Parents who received monthly child tax credit payments were likelier than the average voter to approve of President Joe Biden last year, but actually might have become less likely to approve of Biden after the checks stopped.
Survey data suggests Biden’s approval was 4 percentage points higher among parents when the payments started in July, according to researchers at Fighting Chance for Families Action, a project of the liberal groups Data for Progress and Groundwork Collaborative.
As Biden’s approval among likely voters sagged last fall, the apparent boost from the child tax credit diminished as well. But after the payments unexpectedly stopped in January, the “CTC effect” actually turned slightly negative, though not to a statistically significant degree.
“While not massive, these effects are clear at the margins — which is extremely important in politics,” Fighting Chance for Families Action researchers Colin McAuliffe, Ahmad Ali and Ethan Winter wrote in their report.

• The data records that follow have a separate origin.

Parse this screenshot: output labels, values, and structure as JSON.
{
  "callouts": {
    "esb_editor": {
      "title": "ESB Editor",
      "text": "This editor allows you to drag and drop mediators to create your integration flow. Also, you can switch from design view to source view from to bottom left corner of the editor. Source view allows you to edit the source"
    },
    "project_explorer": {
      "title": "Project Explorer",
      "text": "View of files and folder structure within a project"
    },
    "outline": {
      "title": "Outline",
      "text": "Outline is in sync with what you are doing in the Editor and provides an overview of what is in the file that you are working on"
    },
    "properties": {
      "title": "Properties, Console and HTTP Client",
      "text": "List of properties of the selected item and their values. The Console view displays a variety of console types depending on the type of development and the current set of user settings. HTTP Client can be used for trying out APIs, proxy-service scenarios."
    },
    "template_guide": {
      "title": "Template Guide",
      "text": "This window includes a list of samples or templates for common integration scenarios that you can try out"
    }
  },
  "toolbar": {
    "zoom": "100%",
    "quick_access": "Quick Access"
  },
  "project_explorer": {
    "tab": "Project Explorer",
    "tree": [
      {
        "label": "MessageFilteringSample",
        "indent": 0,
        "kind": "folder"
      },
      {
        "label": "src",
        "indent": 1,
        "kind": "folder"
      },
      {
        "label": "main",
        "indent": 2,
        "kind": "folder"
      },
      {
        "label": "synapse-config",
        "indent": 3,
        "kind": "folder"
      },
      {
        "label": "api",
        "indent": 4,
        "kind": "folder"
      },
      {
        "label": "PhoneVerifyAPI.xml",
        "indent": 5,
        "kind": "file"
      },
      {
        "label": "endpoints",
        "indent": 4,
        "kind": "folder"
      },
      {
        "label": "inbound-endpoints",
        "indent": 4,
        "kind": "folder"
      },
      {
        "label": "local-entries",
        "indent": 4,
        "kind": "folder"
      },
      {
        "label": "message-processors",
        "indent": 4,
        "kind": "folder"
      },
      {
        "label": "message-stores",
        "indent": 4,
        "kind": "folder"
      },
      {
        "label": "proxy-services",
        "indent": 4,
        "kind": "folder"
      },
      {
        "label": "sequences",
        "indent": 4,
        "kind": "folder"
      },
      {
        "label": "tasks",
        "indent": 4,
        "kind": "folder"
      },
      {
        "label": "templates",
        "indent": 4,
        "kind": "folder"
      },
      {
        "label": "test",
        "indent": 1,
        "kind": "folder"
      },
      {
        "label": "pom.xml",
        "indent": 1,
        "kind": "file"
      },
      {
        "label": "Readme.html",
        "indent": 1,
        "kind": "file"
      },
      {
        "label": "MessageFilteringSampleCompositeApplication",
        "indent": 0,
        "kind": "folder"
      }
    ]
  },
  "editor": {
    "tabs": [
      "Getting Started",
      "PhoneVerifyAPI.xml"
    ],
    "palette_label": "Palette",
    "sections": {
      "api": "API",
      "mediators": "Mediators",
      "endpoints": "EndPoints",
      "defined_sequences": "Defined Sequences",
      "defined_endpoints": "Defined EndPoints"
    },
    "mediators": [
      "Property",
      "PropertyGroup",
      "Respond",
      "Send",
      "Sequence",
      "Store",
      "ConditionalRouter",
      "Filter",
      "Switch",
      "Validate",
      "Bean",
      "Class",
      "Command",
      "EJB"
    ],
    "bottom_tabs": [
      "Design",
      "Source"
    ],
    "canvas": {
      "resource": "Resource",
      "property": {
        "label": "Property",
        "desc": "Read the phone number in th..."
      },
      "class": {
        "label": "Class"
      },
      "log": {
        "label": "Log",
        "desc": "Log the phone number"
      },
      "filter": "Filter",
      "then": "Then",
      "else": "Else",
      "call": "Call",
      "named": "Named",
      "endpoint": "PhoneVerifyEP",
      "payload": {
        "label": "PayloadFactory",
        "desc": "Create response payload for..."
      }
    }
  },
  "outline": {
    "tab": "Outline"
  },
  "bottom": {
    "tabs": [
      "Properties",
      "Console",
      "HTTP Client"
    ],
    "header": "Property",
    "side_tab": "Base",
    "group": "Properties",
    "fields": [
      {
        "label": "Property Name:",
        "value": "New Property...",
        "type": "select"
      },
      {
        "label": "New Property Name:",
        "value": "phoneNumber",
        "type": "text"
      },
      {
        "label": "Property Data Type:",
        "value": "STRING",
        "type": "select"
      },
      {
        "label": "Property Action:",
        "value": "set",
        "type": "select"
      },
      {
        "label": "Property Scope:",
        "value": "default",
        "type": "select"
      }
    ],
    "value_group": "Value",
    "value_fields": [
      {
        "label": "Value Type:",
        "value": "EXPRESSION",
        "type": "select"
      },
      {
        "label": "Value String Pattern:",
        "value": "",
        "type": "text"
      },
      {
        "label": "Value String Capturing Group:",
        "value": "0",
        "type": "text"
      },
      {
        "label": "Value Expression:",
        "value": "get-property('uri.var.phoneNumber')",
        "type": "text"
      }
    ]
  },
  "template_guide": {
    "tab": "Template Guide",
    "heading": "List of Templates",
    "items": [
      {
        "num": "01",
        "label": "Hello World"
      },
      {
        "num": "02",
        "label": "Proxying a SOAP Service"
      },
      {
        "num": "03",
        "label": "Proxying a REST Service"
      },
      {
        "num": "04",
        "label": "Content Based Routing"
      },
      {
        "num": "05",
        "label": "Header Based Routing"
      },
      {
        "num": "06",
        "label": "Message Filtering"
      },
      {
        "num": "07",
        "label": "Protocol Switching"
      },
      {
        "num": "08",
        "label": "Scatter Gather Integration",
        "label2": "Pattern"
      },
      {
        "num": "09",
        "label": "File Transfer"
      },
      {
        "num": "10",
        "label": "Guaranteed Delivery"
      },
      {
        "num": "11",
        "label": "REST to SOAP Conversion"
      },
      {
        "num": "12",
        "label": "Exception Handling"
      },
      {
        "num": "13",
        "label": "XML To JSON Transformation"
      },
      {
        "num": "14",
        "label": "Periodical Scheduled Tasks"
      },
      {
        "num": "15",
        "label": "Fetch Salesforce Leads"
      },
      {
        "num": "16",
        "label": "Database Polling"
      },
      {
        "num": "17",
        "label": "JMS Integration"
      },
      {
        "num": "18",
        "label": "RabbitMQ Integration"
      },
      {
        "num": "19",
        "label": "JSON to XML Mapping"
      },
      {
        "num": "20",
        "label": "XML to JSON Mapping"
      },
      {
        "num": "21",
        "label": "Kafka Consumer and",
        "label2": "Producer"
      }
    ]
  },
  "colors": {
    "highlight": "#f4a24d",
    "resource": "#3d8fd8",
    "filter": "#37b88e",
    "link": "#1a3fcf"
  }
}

A four-point boost in approval among parents, like the one the payments may have initially provided, would amount to less than one point overall, since most voters aren’t looking after minor children. But parents of school-age kids have been an especially important constituency in national politics for the past six months, with Republicans claiming public schools abuse children and trample parental rights.
Democrats have said they believed the expanded child tax credit would create a “sacred bond” between parents and the federal government akin to the way Social Security retirement benefits transformed seniors into a powerful voting bloc, making the benefits almost untouchable politically.
The American Rescue Plan boosted the credit’s maximum value to $3,600 for parents of kids under 6 ($3,000 for kids under 18) and told the IRS to distribute the money in advance monthly installments — even to parents with no tax liability and no earned income. In effect, the credit became the kind of monthly child allowance that is typical in other countries.
But the payments suddenly stopped after six months without any major upheaval, even though Democrats had promised the money would continue and that its discontinuation would spike child poverty. Thirty-six million households were left hanging; several parents told HuffPost they felt betrayed.
The unexpected demise of the expanded child tax credit resulted from Sen. Joe Manchin (D-W.Va.) refusing to go along with his party’s Build Back Better Act, which would have continued the benefits for another year. Manchin particularly disliked the credit, claiming parents waste it on drugs.
Early research suggests that the expiration of the benefit has, in fact, increased child poverty by 40%. Since the simplest way to alleviate poverty is to give people money, the simplest way to make it worse is to take the money away.
After the payments stopped, parents with young children have experienced increased material hardship and financial instability, according to a new analysis of Census data by scholars at Poverty Solutions, a research initiative at the University of Michigan.
Rates of food insufficiency — defined in the report as a survey respondent saying there was either sometimes or often “not enough to eat” in their household during the prior week — had been consistently higher among parents of minor children during the coronavirus pandemic. The child tax credit narrowed the gap, which had once again widened by February, after the credit went away. A similar pattern held for parents who said it’s been “very difficult” to pay basic expenses.
In other words, Congress put low-income families on a poverty roller coaster. But the economic impact of the child benefit coming and going has been mostly ignored in Washington, where the threat of inflation has taken center stage.
“While much attention has been placed on the impact of rising prices on the ability of families to pay for basic necessities, the impact of the expiration of monthly CTC payments is much more clear,” the University of Michigan’s Patrick Cooney, Luke Shaefer, and Samiul Jubaed wrote in their report.